  10. Nurture your network, frequently. As Mark Twain said, “If you’re looking for friends when you need them, it’s too late.” Help others and let them help you. When you are thinking of someone, reach out and tell them.
  11. Follow through. On what, you ask? On anything you say you are going to do. This is the most powerful way to help those around you know that they can trust you. If you experience a time that you are unable to do so, own it specifically and sort out how to get it done differently or how to make the situation whole.
  12. Treat every new hire like your first. Any business owner knows that the first hire is the most anxiety provoking. I saw this in myself and have heard it from many: “this person’s livelihood is in my hands.” Indeed it is…and every person thereafter. Don’t get complacent and don’t stop caring this deeply.
  13. Find at least one passion outside of work that fuels you, and find a way to spend time on it. All work and no play makes us all pretty dull. And you will likely get some of your best ideas NOT working, about work. When I recently asked Michelle Russo what she liked best about yoga, she said, “I solve problems in there.”

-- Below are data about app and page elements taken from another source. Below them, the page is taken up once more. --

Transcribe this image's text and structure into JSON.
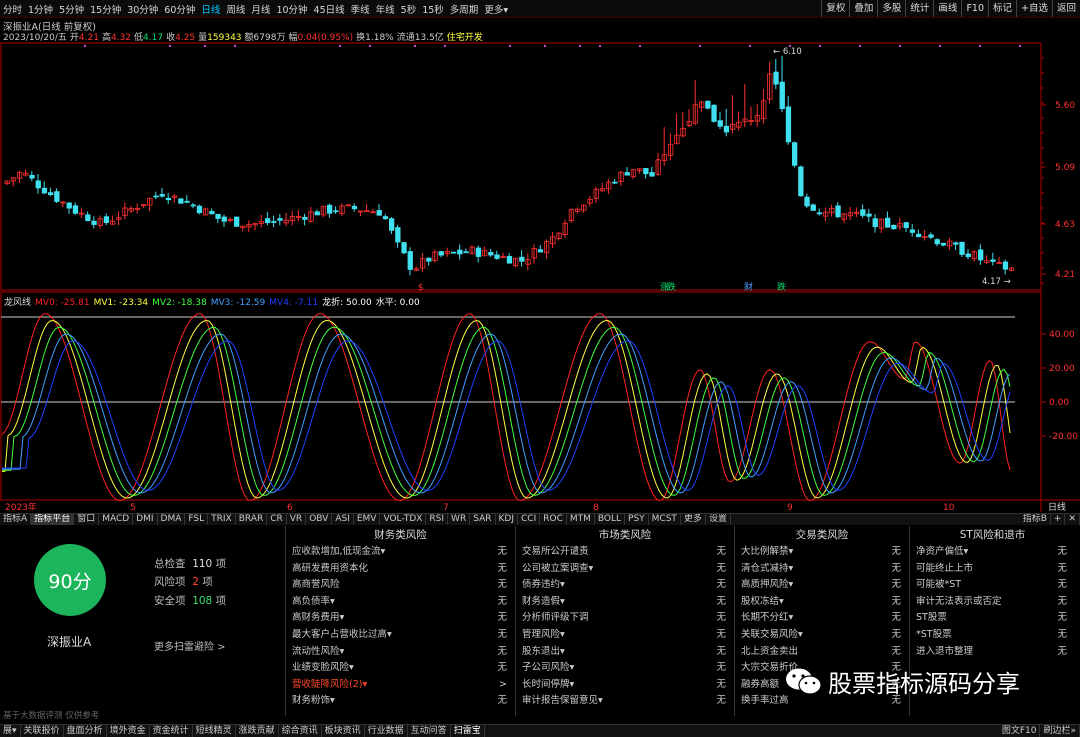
{
  "toolbar": {
    "periods": [
      "分时",
      "1分钟",
      "5分钟",
      "15分钟",
      "30分钟",
      "60分钟",
      "日线",
      "周线",
      "月线",
      "10分钟",
      "45日线",
      "季线",
      "年线",
      "5秒",
      "15秒",
      "多周期",
      "更多▾"
    ],
    "tools": [
      "复权",
      "叠加",
      "多股",
      "统计",
      "画线",
      "F10",
      "标记",
      "+自选",
      "返回"
    ]
  },
  "stock": {
    "title": "深振业A(日线 前复权)",
    "date": "2023/10/20/五",
    "open_label": "开",
    "open": "4.21",
    "high_label": "高",
    "high": "4.32",
    "low_label": "低",
    "low": "4.17",
    "close_label": "收",
    "close": "4.25",
    "volume_label": "量",
    "volume": "159343",
    "amount_label": "额",
    "amount": "6798万",
    "change_label": "幅",
    "change": "0.04(0.95%)",
    "turnover_label": "换",
    "turnover": "1.18%",
    "float_label": "流通",
    "float": "13.5亿",
    "sector": "住宅开发"
  },
  "price_axis": [
    "5.60",
    "5.09",
    "4.63",
    "4.21"
  ],
  "price_marks": {
    "high": "6.10",
    "low": "4.17"
  },
  "event_tags": [
    {
      "text": "$",
      "color": "#ff3030"
    },
    {
      "text": "涨",
      "color": "#00e070"
    },
    {
      "text": "跌",
      "color": "#00e070"
    },
    {
      "text": "财",
      "color": "#4aa0ff"
    },
    {
      "text": "跌",
      "color": "#00e070"
    }
  ],
  "indicator": {
    "name": "龙风线",
    "legend": [
      {
        "text": "MV0: -25.81",
        "color": "#ff2020"
      },
      {
        "text": "MV1: -23.34",
        "color": "#ffff40"
      },
      {
        "text": "MV2: -18.38",
        "color": "#40ff40"
      },
      {
        "text": "MV3: -12.59",
        "color": "#40a0ff"
      },
      {
        "text": "MV4: -7.11",
        "color": "#2040ff"
      },
      {
        "text": "龙折: 50.00",
        "color": "#ffffff"
      },
      {
        "text": "水平: 0.00",
        "color": "#ffffff"
      }
    ],
    "axis": [
      "40.00",
      "20.00",
      "0.00",
      "-20.00"
    ],
    "level": 50,
    "zero": 0
  },
  "time_axis": [
    "2023年",
    "5",
    "6",
    "7",
    "8",
    "9",
    "10"
  ],
  "time_axis_right": "日线",
  "indicator_tabs": [
    "指标A",
    "指标平台",
    "窗口",
    "MACD",
    "DMI",
    "DMA",
    "FSL",
    "TRIX",
    "BRAR",
    "CR",
    "VR",
    "OBV",
    "ASI",
    "EMV",
    "VOL-TDX",
    "RSI",
    "WR",
    "SAR",
    "KDJ",
    "CCI",
    "ROC",
    "MTM",
    "BOLL",
    "PSY",
    "MCST",
    "更多",
    "设置"
  ],
  "indicator_tabs_right": [
    "指标B",
    "+",
    "✕"
  ],
  "risk": {
    "score": "90分",
    "stock_name": "深振业A",
    "total_label": "总检查",
    "total": "110",
    "risk_label": "风险项",
    "risk_count": "2",
    "safe_label": "安全项",
    "safe_count": "108",
    "unit": "项",
    "more": "更多扫雷避险 >",
    "disclaimer": "基于大数据评测 仅供参考",
    "columns": [
      {
        "title": "财务类风险",
        "items": [
          {
            "label": "应收款增加,低现金流▾",
            "value": "无"
          },
          {
            "label": "高研发费用资本化",
            "value": "无"
          },
          {
            "label": "高商誉风险",
            "value": "无"
          },
          {
            "label": "高负债率▾",
            "value": "无"
          },
          {
            "label": "高财务费用▾",
            "value": "无"
          },
          {
            "label": "最大客户占营收比过高▾",
            "value": "无"
          },
          {
            "label": "流动性风险▾",
            "value": "无"
          },
          {
            "label": "业绩变脸风险▾",
            "value": "无"
          },
          {
            "label": "营收陡降风险(2)▾",
            "value": ">",
            "red": true
          },
          {
            "label": "财务粉饰▾",
            "value": "无"
          }
        ]
      },
      {
        "title": "市场类风险",
        "items": [
          {
            "label": "交易所公开谴责",
            "value": "无"
          },
          {
            "label": "公司被立案调查▾",
            "value": "无"
          },
          {
            "label": "债券违约▾",
            "value": "无"
          },
          {
            "label": "财务造假▾",
            "value": "无"
          },
          {
            "label": "分析师评级下调",
            "value": "无"
          },
          {
            "label": "管理风险▾",
            "value": "无"
          },
          {
            "label": "股东退出▾",
            "value": "无"
          },
          {
            "label": "子公司风险▾",
            "value": "无"
          },
          {
            "label": "长时间停牌▾",
            "value": "无"
          },
          {
            "label": "审计报告保留意见▾",
            "value": "无"
          }
        ]
      },
      {
        "title": "交易类风险",
        "items": [
          {
            "label": "大比例解禁▾",
            "value": "无"
          },
          {
            "label": "清仓式减持▾",
            "value": "无"
          },
          {
            "label": "高质押风险▾",
            "value": "无"
          },
          {
            "label": "股权冻结▾",
            "value": "无"
          },
          {
            "label": "长期不分红▾",
            "value": "无"
          },
          {
            "label": "关联交易风险▾",
            "value": "无"
          },
          {
            "label": "北上资金卖出",
            "value": "无"
          },
          {
            "label": "大宗交易折价",
            "value": "无"
          },
          {
            "label": "融券高额",
            "value": "无"
          },
          {
            "label": "换手率过高",
            "value": "无"
          }
        ]
      },
      {
        "title": "ST风险和退市",
        "items": [
          {
            "label": "净资产偏低▾",
            "value": "无"
          },
          {
            "label": "可能终止上市",
            "value": "无"
          },
          {
            "label": "可能被*ST",
            "value": "无"
          },
          {
            "label": "审计无法表示或否定",
            "value": "无"
          },
          {
            "label": "ST股票",
            "value": "无"
          },
          {
            "label": "*ST股票",
            "value": "无"
          },
          {
            "label": "进入退市整理",
            "value": "无"
          }
        ]
      }
    ]
  },
  "bottom_tabs": [
    "展▾",
    "关联报价",
    "盘面分析",
    "境外资金",
    "资金统计",
    "短线精灵",
    "涨跌贡献",
    "综合资讯",
    "板块资讯",
    "行业数据",
    "互动问答",
    "扫雷宝"
  ],
  "bottom_right": [
    "图文F10",
    "刷边栏»"
  ],
  "watermark": "股票指标源码分享",
  "colors": {
    "up": "#ff3030",
    "down": "#40e0f0",
    "axis_red": "#b00000",
    "score_green": "#1db55c"
  }
}
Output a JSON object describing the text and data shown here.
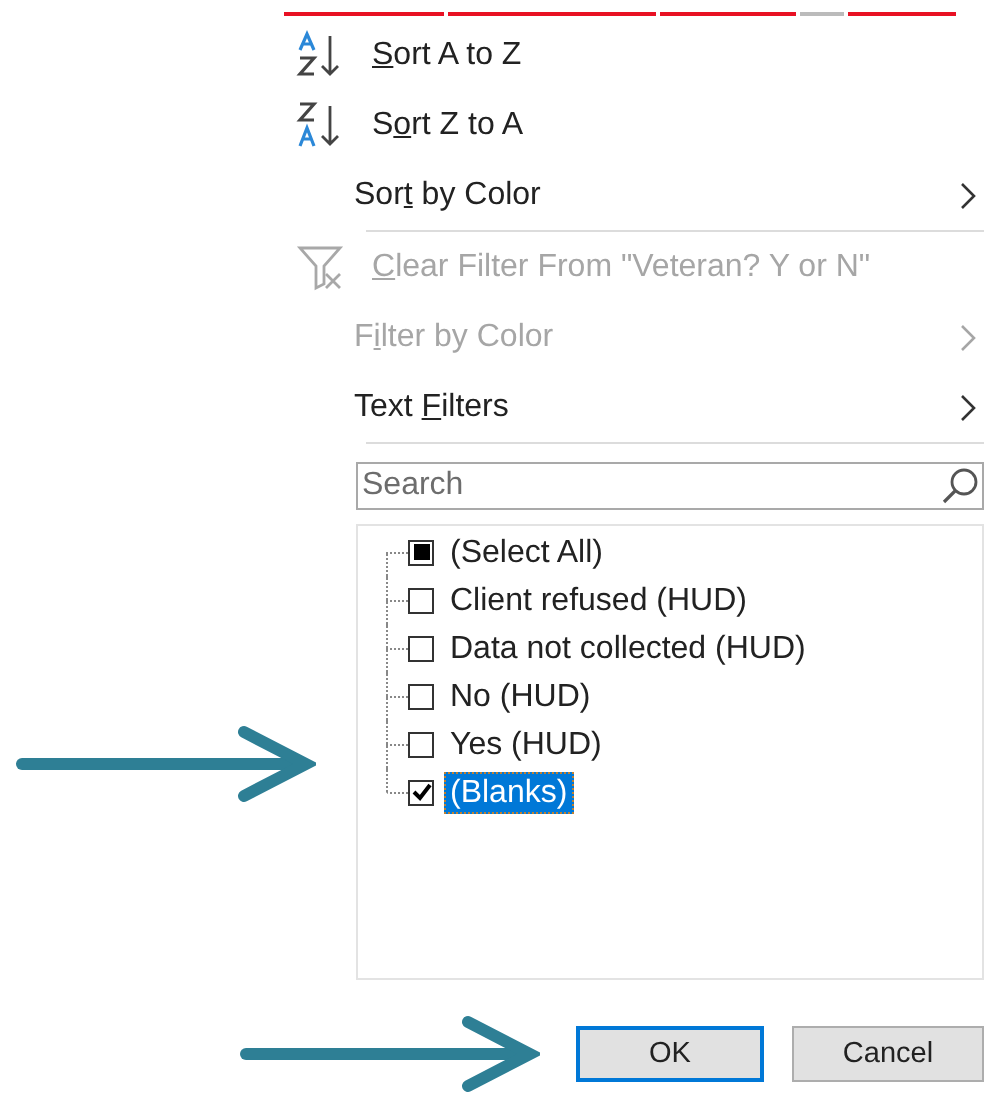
{
  "menu_items": [
    {
      "kind": "sort-ascending",
      "access_key": "S",
      "label_after": "ort A to Z",
      "disabled": false,
      "submenu": false,
      "separator_after": false
    },
    {
      "kind": "sort-descending",
      "label_before": "S",
      "access_key": "o",
      "label_after": "rt Z to A",
      "disabled": false,
      "submenu": false,
      "separator_after": false
    },
    {
      "kind": "plain",
      "label_before": "Sor",
      "access_key": "t",
      "label_after": " by Color",
      "disabled": false,
      "submenu": true,
      "separator_after": true
    },
    {
      "kind": "clear-filter",
      "access_key": "C",
      "label_after": "lear Filter From \"Veteran? Y or N\"",
      "disabled": true,
      "submenu": false,
      "separator_after": false
    },
    {
      "kind": "plain",
      "label_before": "F",
      "access_key": "i",
      "label_after": "lter by Color",
      "disabled": true,
      "submenu": true,
      "separator_after": false
    },
    {
      "kind": "plain",
      "label_before": "Text ",
      "access_key": "F",
      "label_after": "ilters",
      "disabled": false,
      "submenu": true,
      "separator_after": true
    }
  ],
  "search": {
    "placeholder": "Search"
  },
  "values": [
    {
      "label": "(Select All)",
      "checked": false,
      "partial": true,
      "selected": false
    },
    {
      "label": "Client refused (HUD)",
      "checked": false,
      "partial": false,
      "selected": false
    },
    {
      "label": "Data not collected (HUD)",
      "checked": false,
      "partial": false,
      "selected": false
    },
    {
      "label": "No (HUD)",
      "checked": false,
      "partial": false,
      "selected": false
    },
    {
      "label": "Yes (HUD)",
      "checked": false,
      "partial": false,
      "selected": false
    },
    {
      "label": "(Blanks)",
      "checked": true,
      "partial": false,
      "selected": true
    }
  ],
  "buttons": [
    {
      "label": "OK",
      "default": true
    },
    {
      "label": "Cancel",
      "default": false
    }
  ]
}
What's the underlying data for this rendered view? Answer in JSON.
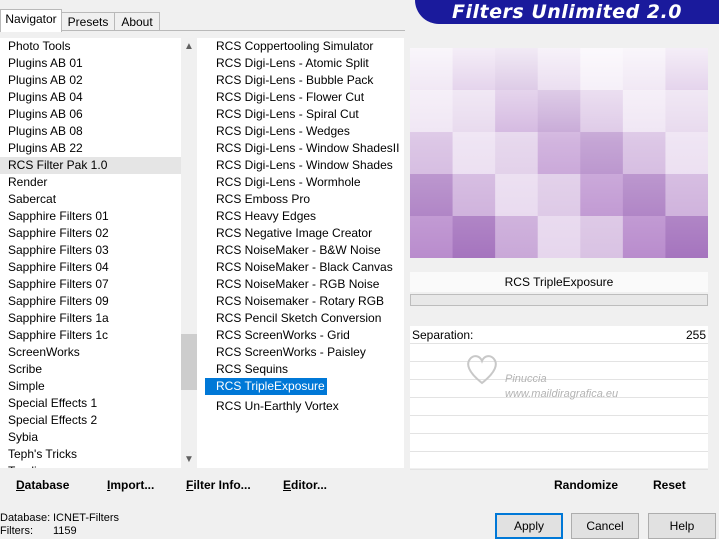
{
  "tabs": [
    "Navigator",
    "Presets",
    "About"
  ],
  "brand": "Filters Unlimited 2.0",
  "categories": [
    "Photo Tools",
    "Plugins AB 01",
    "Plugins AB 02",
    "Plugins AB 04",
    "Plugins AB 06",
    "Plugins AB 08",
    "Plugins AB 22",
    "RCS Filter Pak 1.0",
    "Render",
    "Sabercat",
    "Sapphire Filters 01",
    "Sapphire Filters 02",
    "Sapphire Filters 03",
    "Sapphire Filters 04",
    "Sapphire Filters 07",
    "Sapphire Filters 09",
    "Sapphire Filters 1a",
    "Sapphire Filters 1c",
    "ScreenWorks",
    "Scribe",
    "Simple",
    "Special Effects 1",
    "Special Effects 2",
    "Sybia",
    "Teph's Tricks",
    "Toadies"
  ],
  "selected_category": "RCS Filter Pak 1.0",
  "filters": [
    "RCS Coppertooling Simulator",
    "RCS Digi-Lens - Atomic Split",
    "RCS Digi-Lens - Bubble Pack",
    "RCS Digi-Lens - Flower Cut",
    "RCS Digi-Lens - Spiral Cut",
    "RCS Digi-Lens - Wedges",
    "RCS Digi-Lens - Window ShadesII",
    "RCS Digi-Lens - Window Shades",
    "RCS Digi-Lens - Wormhole",
    "RCS Emboss Pro",
    "RCS Heavy Edges",
    "RCS Negative Image Creator",
    "RCS NoiseMaker - B&W Noise",
    "RCS NoiseMaker - Black Canvas",
    "RCS NoiseMaker - RGB Noise",
    "RCS Noisemaker - Rotary RGB",
    "RCS Pencil Sketch Conversion",
    "RCS ScreenWorks - Grid",
    "RCS ScreenWorks - Paisley",
    "RCS Sequins",
    "RCS TripleExposure",
    "RCS Un-Earthly Vortex"
  ],
  "selected_filter": "RCS TripleExposure",
  "filter_name": "RCS TripleExposure",
  "param": {
    "label": "Separation:",
    "value": "255"
  },
  "watermark": {
    "line1": "Pinuccia",
    "line2": "www.maildiragrafica.eu"
  },
  "buttons_left": [
    "Database",
    "Import...",
    "Filter Info...",
    "Editor..."
  ],
  "buttons_right": [
    "Randomize",
    "Reset"
  ],
  "status": {
    "db_label": "Database:",
    "db_value": "ICNET-Filters",
    "filters_label": "Filters:",
    "filters_value": "1159"
  },
  "dialog_buttons": [
    "Apply",
    "Cancel",
    "Help"
  ],
  "colors": {
    "accent": "#0078d7",
    "banner": "#1a1a9c",
    "preview_purple": "#b98ccd"
  }
}
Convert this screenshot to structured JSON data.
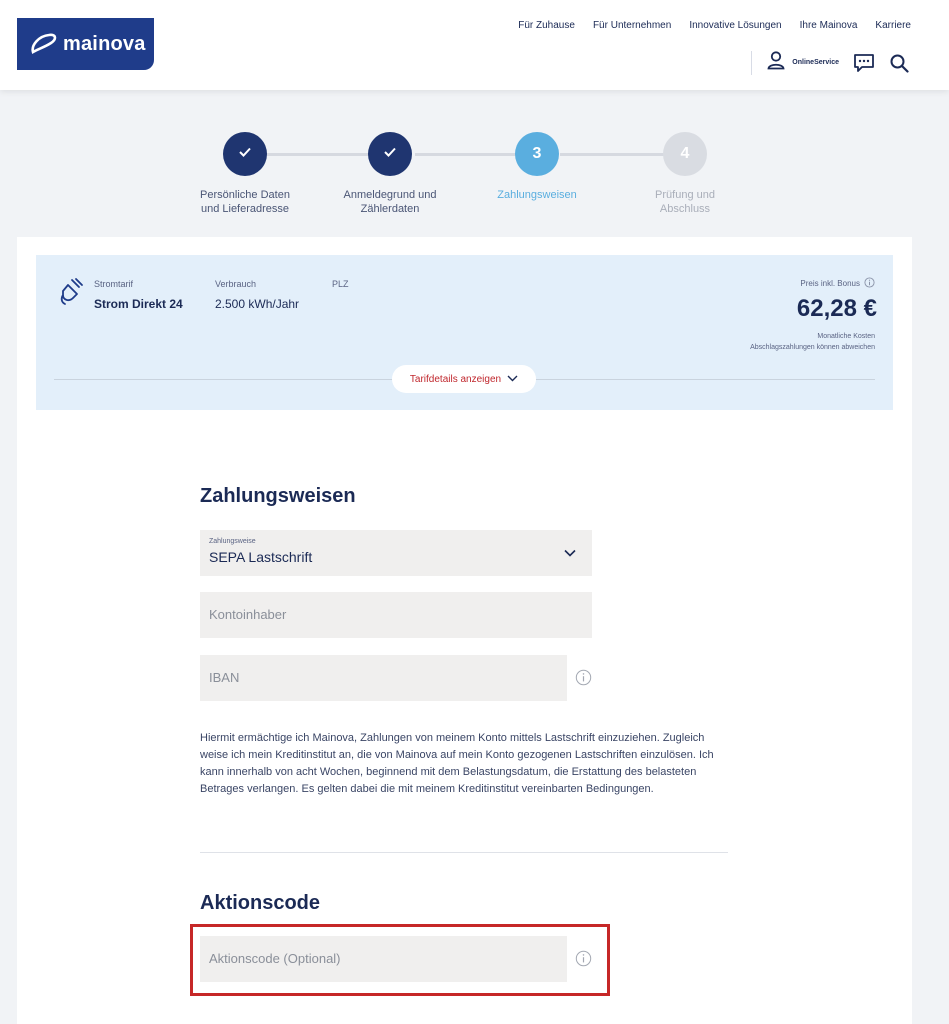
{
  "header": {
    "logo_text": "mainova",
    "nav": [
      "Für Zuhause",
      "Für Unternehmen",
      "Innovative Lösungen",
      "Ihre Mainova",
      "Karriere"
    ],
    "online_service_label": "OnlineService",
    "icons": {
      "user": "user-icon",
      "chat": "chat-icon",
      "search": "search-icon"
    }
  },
  "stepper": {
    "steps": [
      {
        "number": "1",
        "label_line1": "Persönliche Daten",
        "label_line2": "und Lieferadresse",
        "state": "done"
      },
      {
        "number": "2",
        "label_line1": "Anmeldegrund und",
        "label_line2": "Zählerdaten",
        "state": "done"
      },
      {
        "number": "3",
        "label_line1": "Zahlungsweisen",
        "label_line2": "",
        "state": "active"
      },
      {
        "number": "4",
        "label_line1": "Prüfung und",
        "label_line2": "Abschluss",
        "state": "todo"
      }
    ]
  },
  "tariff": {
    "tariff_label": "Stromtarif",
    "tariff_value": "Strom Direkt 24",
    "usage_label": "Verbrauch",
    "usage_value": "2.500 kWh/Jahr",
    "plz_label": "PLZ",
    "price_label": "Preis inkl. Bonus",
    "price_value": "62,28 €",
    "price_sub1": "Monatliche Kosten",
    "price_sub2": "Abschlagszahlungen können abweichen",
    "toggle_label": "Tarifdetails anzeigen"
  },
  "payment": {
    "title": "Zahlungsweisen",
    "method_label": "Zahlungsweise",
    "method_value": "SEPA Lastschrift",
    "holder_placeholder": "Kontoinhaber",
    "iban_placeholder": "IBAN",
    "consent_text": "Hiermit ermächtige ich Mainova, Zahlungen von meinem Konto mittels Lastschrift einzuziehen. Zugleich weise ich mein Kreditinstitut an, die von Mainova auf mein Konto gezogenen Lastschriften einzulösen. Ich kann innerhalb von acht Wochen, beginnend mit dem Belastungsdatum, die Erstattung des belasteten Betrages verlangen. Es gelten dabei die mit meinem Kreditinstitut vereinbarten Bedingungen."
  },
  "promo": {
    "title": "Aktionscode",
    "placeholder": "Aktionscode (Optional)"
  },
  "colors": {
    "brand": "#1f3c8a",
    "done": "#1f3570",
    "active": "#5aaedf",
    "highlight": "#c62828"
  }
}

  14. Reach out to people, over time, who are having a tough time because of a job loss or a divorce or a sickness. My Purposeful Connections friends will nod to this “Over time” is important because the majority of people rush to connect at the beginning of a crisis, but go back to their lives pretty quickly – while the person struggling is only at the beginning of the beginning of their journey where they need support.
  15. When you reach out to someone who is struggling, offer specific ways to help. This is wisdom I borrowed from Sheryl Sandberg in her book Option B, after her husband died suddenly. “Specific” is important because a struggling person usually cannot see straight enough to tell you what they need – but if you offer specific help (I am going to pick up a cup of coffee, can I bring you one and do you like caf or decaf?) they may not want what you offer, but they will appreciate that you did offer.
  16. When you make business introductions, check with each person first before you connect them. If you want to read more on the art of connecting, see this previous blog post. This works in your personal life too.
  17. Don’t make a decision before you have to. I borrow this one from my dad, and his 10 guidelines for life. It took me awhile to understand it and appreciate its power – and powerful it is. Particularly if you are struggling with a decision, you may need more information, to seek some counsel, to be quiet with it and listen to your gut. If you do not have to make the decision right now and it is an important one, take the time to do it right.
  18. Create 3 solutions to problems. This is one of our Noetic values, and it is extremely powerful. Most of us think of what we could do, then one alternative. When you have a dilemma of some kind and you push to a third option – it almost always opens up a whole other avenue of options…like a hidden door to a new village.
  19. Trust your gut. It can be so noisy in our heads and difficult to access what we really think, feel, believe. To help you access it, find time to sit quietly every day. This is best done first thing in the morning, as prescribed in Miracle Mornings, but has to be done once you are out of bed. Journaling can also help, sitting in nature, taking deep breaths.
  20. Laugh, especially at yourself. Life can be hard. Work can be…work. Find ways and reasons to laugh every day, and to help others laugh.